By George P. Matysek Jr.
EMMITSBURG – Even before their son was born, Robert and Joanne Berg read to him every night. Sitting side-by-side, the husband and wife took turns tenderly poring over passages from two books about the love between a family and a child: “Guess How Much I Love You” by Sam McBratney and “Just in Case you ever Wonder” by Max Lucado.
If anyone needed love, it was Robbie.
The unborn baby was suffering from a variety of major health problems including fluid on the brain, a congenital heart defect and abdominal problems. Although a few people suggested the Bergs consider terminating the pregnancy, the parishioners of St. Joseph in Emmitsburg saw their son as a gift from God. They were determined to respect the sanctity of his life, they said, no matter how short or difficult it might be.
Robbie was born Dec. 4, 2006, at The Johns Hopkins Hospital in Baltimore, kicking and crying and weighing 6 pounds, 2 ounces – but with a lot more health problems than doctors had predicted. He was missing a kidney, and the remaining kidney was much smaller than it should have been. His chest cavity and ribcage did not form properly, which meant that his lungs would never develop normally.

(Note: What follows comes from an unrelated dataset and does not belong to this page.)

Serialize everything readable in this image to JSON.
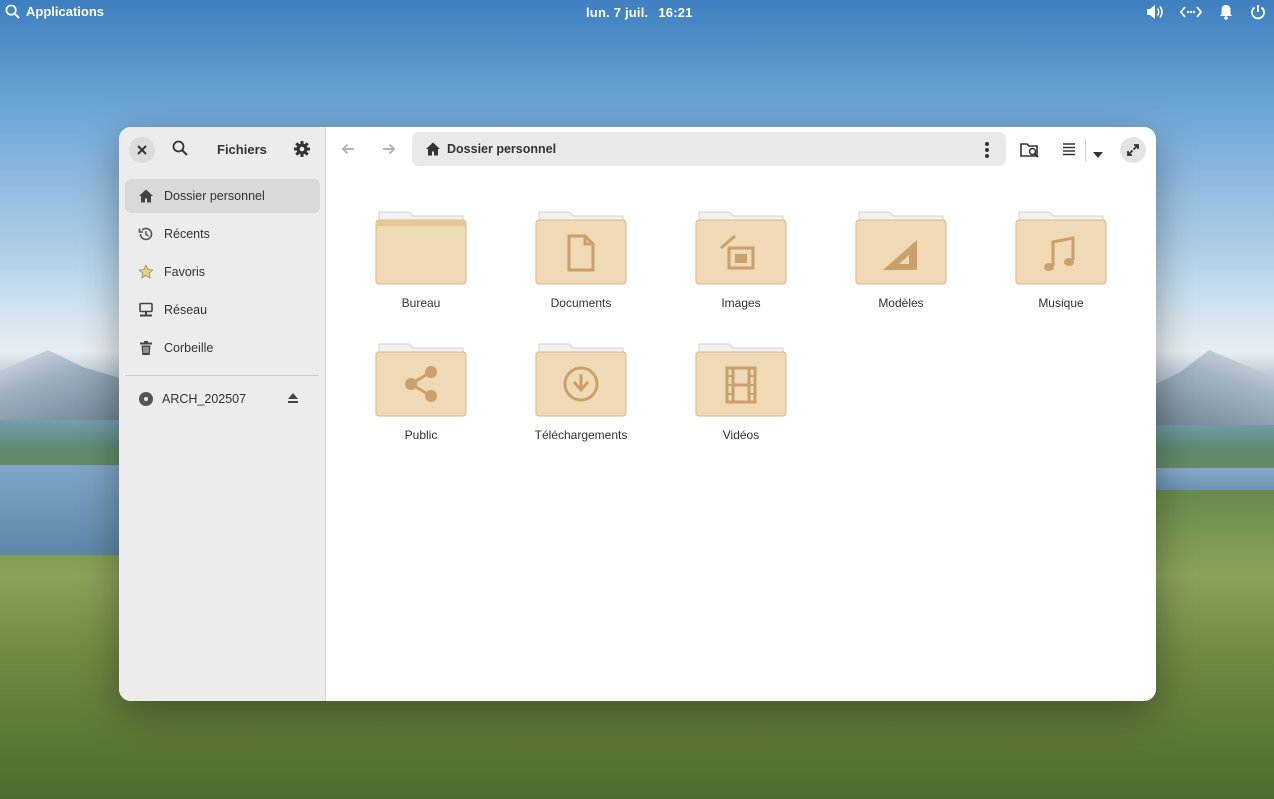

Hours after the delivery, doctors grimly told the Bergs their first-born child would not survive. With the whole Berg family crowded into the neonatal intensive care unit, Father Paul Sparklin, Catholic chaplain at The Johns Hopkins Hospital in Baltimore, dripped holy water over the baby’s head – baptizing him in the name of the Father, and of the Son and of the Holy Spirit.

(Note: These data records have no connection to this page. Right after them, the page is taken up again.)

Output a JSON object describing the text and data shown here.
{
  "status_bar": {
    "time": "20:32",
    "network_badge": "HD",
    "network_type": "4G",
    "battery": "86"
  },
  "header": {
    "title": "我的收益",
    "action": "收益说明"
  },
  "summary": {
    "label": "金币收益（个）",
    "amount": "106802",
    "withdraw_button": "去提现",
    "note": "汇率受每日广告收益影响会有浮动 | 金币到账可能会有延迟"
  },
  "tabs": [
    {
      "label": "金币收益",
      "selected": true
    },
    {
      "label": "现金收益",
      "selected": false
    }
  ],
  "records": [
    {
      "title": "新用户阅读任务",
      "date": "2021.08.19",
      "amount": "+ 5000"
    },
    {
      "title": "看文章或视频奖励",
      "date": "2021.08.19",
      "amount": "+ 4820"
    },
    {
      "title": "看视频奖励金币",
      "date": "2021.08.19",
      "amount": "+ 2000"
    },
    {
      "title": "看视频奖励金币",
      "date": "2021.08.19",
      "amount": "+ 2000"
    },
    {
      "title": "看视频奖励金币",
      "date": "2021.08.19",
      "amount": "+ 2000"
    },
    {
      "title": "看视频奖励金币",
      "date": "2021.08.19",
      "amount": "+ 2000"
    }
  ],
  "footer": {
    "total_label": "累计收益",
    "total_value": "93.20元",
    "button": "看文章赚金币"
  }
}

Later, the Bergs held their baby in their arms, prayed with him and read him the same books they had read to him so many times before. Only 13 hours and 26 minutes after he was born, Robbie died surrounded by love.
“We were able to hold him while he was still physically with us as God took him into heaven,” said Mrs. Berg. “I think we were able to prepare him for his trip to heaven.”

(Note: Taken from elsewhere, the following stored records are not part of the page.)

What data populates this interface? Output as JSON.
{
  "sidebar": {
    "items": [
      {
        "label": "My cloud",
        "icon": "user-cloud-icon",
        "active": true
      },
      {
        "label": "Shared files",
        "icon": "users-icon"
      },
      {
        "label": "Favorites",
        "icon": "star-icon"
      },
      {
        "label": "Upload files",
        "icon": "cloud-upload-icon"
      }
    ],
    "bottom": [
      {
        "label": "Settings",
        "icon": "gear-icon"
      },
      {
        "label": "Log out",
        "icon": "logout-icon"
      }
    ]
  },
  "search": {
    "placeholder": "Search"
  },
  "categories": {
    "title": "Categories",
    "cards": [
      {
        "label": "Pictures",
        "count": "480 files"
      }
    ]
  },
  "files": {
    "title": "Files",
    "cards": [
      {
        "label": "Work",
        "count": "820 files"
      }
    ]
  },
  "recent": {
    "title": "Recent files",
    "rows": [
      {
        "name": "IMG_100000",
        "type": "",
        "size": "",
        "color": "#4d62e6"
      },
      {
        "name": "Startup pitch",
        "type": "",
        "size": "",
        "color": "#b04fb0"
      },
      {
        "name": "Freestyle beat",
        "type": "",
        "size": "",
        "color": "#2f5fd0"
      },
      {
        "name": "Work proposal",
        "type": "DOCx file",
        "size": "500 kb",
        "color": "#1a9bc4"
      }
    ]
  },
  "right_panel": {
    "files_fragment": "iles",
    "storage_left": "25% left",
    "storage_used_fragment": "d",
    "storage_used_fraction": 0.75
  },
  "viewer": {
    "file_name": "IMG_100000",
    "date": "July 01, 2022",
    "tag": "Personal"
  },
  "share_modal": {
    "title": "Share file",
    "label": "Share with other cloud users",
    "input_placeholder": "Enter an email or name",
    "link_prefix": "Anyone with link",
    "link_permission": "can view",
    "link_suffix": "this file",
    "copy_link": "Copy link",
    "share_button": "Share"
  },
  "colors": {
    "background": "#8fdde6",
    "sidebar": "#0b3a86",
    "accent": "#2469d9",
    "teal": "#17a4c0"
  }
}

Sitting in their Emmitsburg home where photos of their baby are prominently displayed, Mr. and Mrs. Berg, both in their mid-30s, said they believe Robbie was sent to them so they could help other families who are dealing with difficult pregnancies.
The Bergs have established a non-profit organization called Little Robbie’s Angels Foundation, which provides inspirational children’s books for parents who are dealing with difficult prenatal diagnosis pregnancies. By reading to their unborn children, the Bergs hope other parents will find strength like they did and feel a closer connection with their child.
Researchers have shown that unborn children can hear voices outside the womb at about 18 weeks into a pregnancy, Mrs. Berg said.
“We look at Robbie’s life as a gift and not something we lost,” said Mrs. Berg, smiling at the sight of a photo showing her son’s button nose that looks just like his dad’s. “Our hope is to make it easier for families to accept their difficult circumstances.”
When they were first faced with Robbie’s prenatal diagnosis, Mrs. Berg remembered thinking there was no way she could handle it. But the experience drew her closer to her husband, she said. They supported one another.
“You can get through it,” she said. “Listen to your heart. It can be hard when others are suggesting the worst.”
Mrs. Berg urged those thinking about abortion to remember that adoption is always an option – even for babies with physical challenges.
“I would hope they would consider that first,” she said.
Neither of the Bergs considered abortion, they said.
“I couldn’t imagine never getting the chance to meet my son in person,” said Mr. Berg. His wife added that God must have a special job for their son if he wanted him in heaven rather than spending more time on Earth.
“We are so proud of our little boy,” she said.
Send donations to Little Robbie’s Angels Foundation, P.O. Box 241, Emmitsburg, MD 21727.